“It is off the coast of Arran, you can look back and see the towering mountains of Arran.
“I don’t think you’d get that perspective from anywhere else. That’s a very quirky island and it’s a very peaceful, tranquil place to go and it’s not that far away.”
Davaar – islandeering distance 7.4km (ascent 437m)
Davaar is another island accessed by a 30-minute walk across a tidal sand and pebble causeway.
It lies just off Campbeltown on the Kintyre peninsula, with views to Arran in the north east and the Ayrshire coast to the south.
The island has a permanently occupied lighthouse and a few holiday lets but is otherwise sparsely populated.
One of its more unusual attractions is a sea cave with a painting of the Crucifixion inside.

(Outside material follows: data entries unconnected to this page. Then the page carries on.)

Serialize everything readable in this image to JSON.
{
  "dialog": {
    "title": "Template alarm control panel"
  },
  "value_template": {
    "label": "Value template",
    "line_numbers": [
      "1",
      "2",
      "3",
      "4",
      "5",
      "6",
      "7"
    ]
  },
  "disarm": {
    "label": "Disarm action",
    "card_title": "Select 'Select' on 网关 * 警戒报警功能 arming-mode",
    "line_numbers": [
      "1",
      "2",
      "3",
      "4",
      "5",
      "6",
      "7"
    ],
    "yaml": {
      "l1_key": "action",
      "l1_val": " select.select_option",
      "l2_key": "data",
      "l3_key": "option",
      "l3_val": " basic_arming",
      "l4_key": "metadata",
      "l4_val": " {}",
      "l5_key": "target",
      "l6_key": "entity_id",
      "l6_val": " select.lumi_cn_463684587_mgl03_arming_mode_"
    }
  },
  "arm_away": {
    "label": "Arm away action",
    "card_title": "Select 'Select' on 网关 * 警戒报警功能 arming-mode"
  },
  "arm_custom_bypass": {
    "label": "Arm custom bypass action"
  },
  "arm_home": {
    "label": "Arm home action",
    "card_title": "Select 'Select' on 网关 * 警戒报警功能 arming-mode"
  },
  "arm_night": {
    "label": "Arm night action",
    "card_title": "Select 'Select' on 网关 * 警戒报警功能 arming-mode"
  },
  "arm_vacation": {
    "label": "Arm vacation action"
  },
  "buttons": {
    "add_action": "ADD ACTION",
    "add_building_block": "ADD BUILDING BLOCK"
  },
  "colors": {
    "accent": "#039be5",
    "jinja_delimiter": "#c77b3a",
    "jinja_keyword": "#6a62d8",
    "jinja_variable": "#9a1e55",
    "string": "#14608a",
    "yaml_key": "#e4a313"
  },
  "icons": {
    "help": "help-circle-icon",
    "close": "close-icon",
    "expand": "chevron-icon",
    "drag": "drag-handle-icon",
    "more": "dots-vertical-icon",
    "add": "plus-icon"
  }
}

The painting was discovered in 1887 by a local fisherman and frenzied speculation ensued about how it had got there.
The mystery artist, local art teacher Archibald MacKinnon, kept his secret for 47 years before revealing he was behind it.
Eilean Shona – islandeering distance 22km (ascent 890m)
Eilean Shona, which nestles in the entrance to Loch Moidart on the west coast of Scotland, is a “magical place”, according to Lisa Drewe.
Peter Pan writer JM Barrie used the island as a summer holiday retreat for himself and his foster sons in the 1920s and it is thought it was here that he wrote a screenplay for the 1924 film adaptation of his famous work.
“You can almost feel some of those mythical characters moving around in the woods,” Lisa says.
The island is now owned by Vanessa Branson, sister of billionaire entrepreneur Richard Branson.
Lisa says that, once on the island, you immediately sense that island is being cared for.
The “unspoilt” island has a permanent population of two but there are some restored cottage for visitors.
South Walls – islandeering distance 18.9km (ascent 200m)
In the Orkney archipelago, the island of Hoy is popular with tourists but few make it to South Walls, which is joined to it by a causeway built on top of sandbanks.
The island’s small population is concentrated at Longhope, with a scattering of houses in the low-lying north.
The south of the island is wild and remote, Lisa says, with some “incredible geological features”.
She says the huge, collapsed sea caves, called gloups, are spectacular.
“When you look down them you get vertigo and at the bottom you can hear the sea sucking and gurgling below,” she says.
Lisa says: “During high seas they become magnificent blowholes and seeing spray blasted out of their tops is quite a surreal experience when walking towards them on the cliff.”